Last week, North Carolinians came together to commemorate the 50th anniversary of the North Carolina Fund, an effort that was launched amidst crisis levels of poverty. The mission of the NC Fund was to mount “an all-out assault on poverty,” and while short-lived, it served as a template for President Lyndon Johnson’s ambitious—and effective—national “War on Poverty.”
Those asserting that efforts to reduce poverty have failed point to an antiquated way of measuring poverty. But, when you examine more accurate poverty statistics, it’s clear that the North Carolina Fund and the War on Poverty have helped lift millions of Americans out of poverty.
As Arloc Sherman, a poverty expert at the Center on Budget and Policy Priorities, points out, the official poverty measure doesn’t reflect how safety net programs are helping people:
“The official poverty measure counts only families’ cash income before taxes. It fails to count food stamps, the EITC, rental subsidies, and the like. As a result, it counts the forms of assistance that have shrunk dramatically since the 1960s such as cash welfare payments to poor families with children, while leaving out the key forms of assistance that were created or expanded during this period and have powerful anti-poverty effects.”
Sherman ran the numbers to prove just how misleading it is to compare today’s poverty rate to the rates during the 1960s. He adjusted the poverty and income data to include the non-cash benefits—such as food stamps and tax credits for working families—that are left out of the official measure. Doing so provides a more accurate picture of how low-income folks have fared, revealing how much safety-net programs have helped. For instance, Sherman’s analysis showed that poverty dropped 8 percentage points between 1964 and 2011. This data is not available at the state-level, but there’s no reason not to believe that North Carolina wouldn’t have similar results.
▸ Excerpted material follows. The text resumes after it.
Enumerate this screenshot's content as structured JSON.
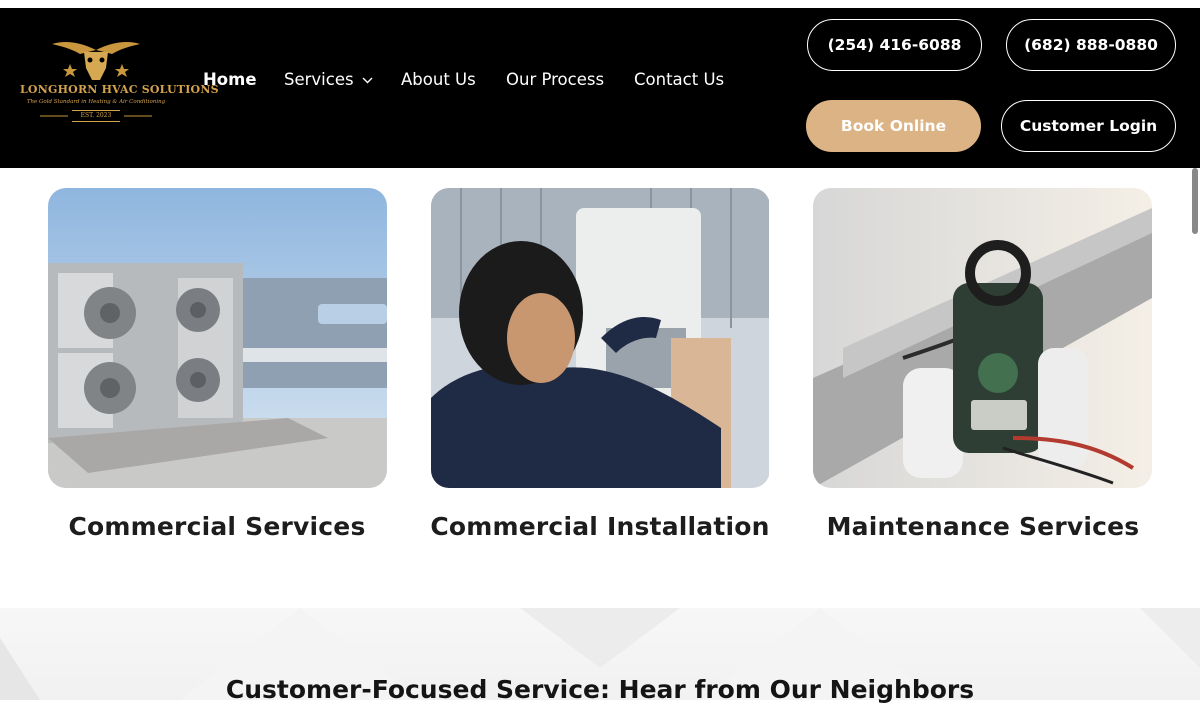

And, an even better approach to measuring poverty accounts for the needs of contemporary families. With bi-partisan support, the federal government worked with experts to launch a superior poverty measure called the Supplemental Poverty Measure (SPM) in 2011. The SPM includes cash assistance and non-cash benefits such as food stamps, tax credits for working families, and rental and energy assistance. It also factors in geographic cost of living differences, work-related and child care expenses, out-of-pocket medical expenses, and income and payroll taxes.
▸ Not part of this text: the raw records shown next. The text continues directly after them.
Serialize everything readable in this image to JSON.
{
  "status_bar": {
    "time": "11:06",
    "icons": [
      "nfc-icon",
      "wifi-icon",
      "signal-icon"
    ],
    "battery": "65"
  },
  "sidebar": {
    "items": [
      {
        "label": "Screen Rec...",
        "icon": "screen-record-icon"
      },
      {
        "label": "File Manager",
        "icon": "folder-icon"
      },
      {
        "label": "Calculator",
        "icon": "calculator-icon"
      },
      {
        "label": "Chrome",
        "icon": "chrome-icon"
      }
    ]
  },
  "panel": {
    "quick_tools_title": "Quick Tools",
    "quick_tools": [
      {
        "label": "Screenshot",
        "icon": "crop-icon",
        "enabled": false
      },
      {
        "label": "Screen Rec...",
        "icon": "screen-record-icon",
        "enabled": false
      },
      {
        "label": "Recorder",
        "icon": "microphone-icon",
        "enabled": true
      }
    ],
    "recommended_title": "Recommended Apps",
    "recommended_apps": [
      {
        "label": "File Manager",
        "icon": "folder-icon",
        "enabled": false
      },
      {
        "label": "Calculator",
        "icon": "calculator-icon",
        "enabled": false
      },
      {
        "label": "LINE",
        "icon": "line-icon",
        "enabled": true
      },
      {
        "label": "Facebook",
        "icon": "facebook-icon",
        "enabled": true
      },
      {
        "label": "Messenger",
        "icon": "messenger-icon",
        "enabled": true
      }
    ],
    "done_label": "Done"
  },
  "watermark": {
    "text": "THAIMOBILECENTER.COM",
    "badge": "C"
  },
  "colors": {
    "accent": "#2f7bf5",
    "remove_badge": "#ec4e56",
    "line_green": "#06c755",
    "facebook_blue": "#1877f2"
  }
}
The SPM can’t be used to compare poverty over time since it only goes back to 2011. During that year, however, the SPM rate of poverty was higher than the rate under Sherman’s measure (which, again, is simpler than the SPM because it only includes non-cash benefits and not taxes paid and certain out-of-pocket expenses) but lower than the official poverty rate. This suggests that the SPM rate of poverty would rank lower than the official poverty rate historically, signaling that the scope of poverty today is less prevalent than it was in the 1960s. In a glimmer of hope, the SPM poverty rate for North Carolina during the 2010-2012 period is 14.2 percent, or 2.6 percentage points lower compared to the official poverty measure.*
And yet, despite all the progress of the North Carolina Fund and the War on Poverty, poverty remains far too common, with millions of Americans—including many of our own neighbors—continuing to struggle. More can be done, especially around job creation and the problematic boom in low-wage jobs, both by the state of North Carolina and the federal government to continue the progress.
* Unlike the official poverty measure, only three-year estimates are available at the state level.